Items listed in a dataset:
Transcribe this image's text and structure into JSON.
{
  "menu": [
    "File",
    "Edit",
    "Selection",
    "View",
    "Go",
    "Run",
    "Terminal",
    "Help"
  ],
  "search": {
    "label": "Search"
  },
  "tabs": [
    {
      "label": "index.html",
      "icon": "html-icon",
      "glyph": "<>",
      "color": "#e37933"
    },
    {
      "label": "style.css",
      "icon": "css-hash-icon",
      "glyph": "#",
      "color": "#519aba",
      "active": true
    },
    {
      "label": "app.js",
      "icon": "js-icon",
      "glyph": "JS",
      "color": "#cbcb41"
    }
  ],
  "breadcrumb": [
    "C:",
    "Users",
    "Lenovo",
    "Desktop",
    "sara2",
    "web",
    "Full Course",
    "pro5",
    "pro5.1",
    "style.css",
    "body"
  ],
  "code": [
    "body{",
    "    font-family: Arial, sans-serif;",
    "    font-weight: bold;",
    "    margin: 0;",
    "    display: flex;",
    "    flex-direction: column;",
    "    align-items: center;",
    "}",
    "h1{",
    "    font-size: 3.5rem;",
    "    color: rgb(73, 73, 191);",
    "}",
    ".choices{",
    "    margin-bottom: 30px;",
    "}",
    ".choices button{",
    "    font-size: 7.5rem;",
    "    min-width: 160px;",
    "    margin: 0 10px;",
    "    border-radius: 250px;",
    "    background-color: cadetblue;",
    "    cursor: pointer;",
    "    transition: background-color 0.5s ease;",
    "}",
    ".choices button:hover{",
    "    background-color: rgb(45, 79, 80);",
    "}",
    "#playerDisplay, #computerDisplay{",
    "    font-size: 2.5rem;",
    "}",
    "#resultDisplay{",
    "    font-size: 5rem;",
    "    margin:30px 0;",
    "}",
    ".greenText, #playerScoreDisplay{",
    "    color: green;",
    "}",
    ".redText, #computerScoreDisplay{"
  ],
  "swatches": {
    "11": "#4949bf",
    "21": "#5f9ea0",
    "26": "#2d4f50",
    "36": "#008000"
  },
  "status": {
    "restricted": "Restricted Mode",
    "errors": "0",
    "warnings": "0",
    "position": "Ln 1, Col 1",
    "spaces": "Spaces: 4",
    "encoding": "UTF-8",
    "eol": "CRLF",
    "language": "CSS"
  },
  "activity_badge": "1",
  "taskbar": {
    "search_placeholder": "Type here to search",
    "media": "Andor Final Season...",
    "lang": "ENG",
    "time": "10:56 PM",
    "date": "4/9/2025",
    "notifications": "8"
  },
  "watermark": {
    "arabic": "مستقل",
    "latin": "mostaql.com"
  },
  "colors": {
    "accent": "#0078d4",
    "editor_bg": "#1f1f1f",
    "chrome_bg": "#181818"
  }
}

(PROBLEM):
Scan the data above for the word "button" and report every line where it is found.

(SOLUTION TO THE EXERCISE):
    ".choices button{",
    ".choices button:hover{",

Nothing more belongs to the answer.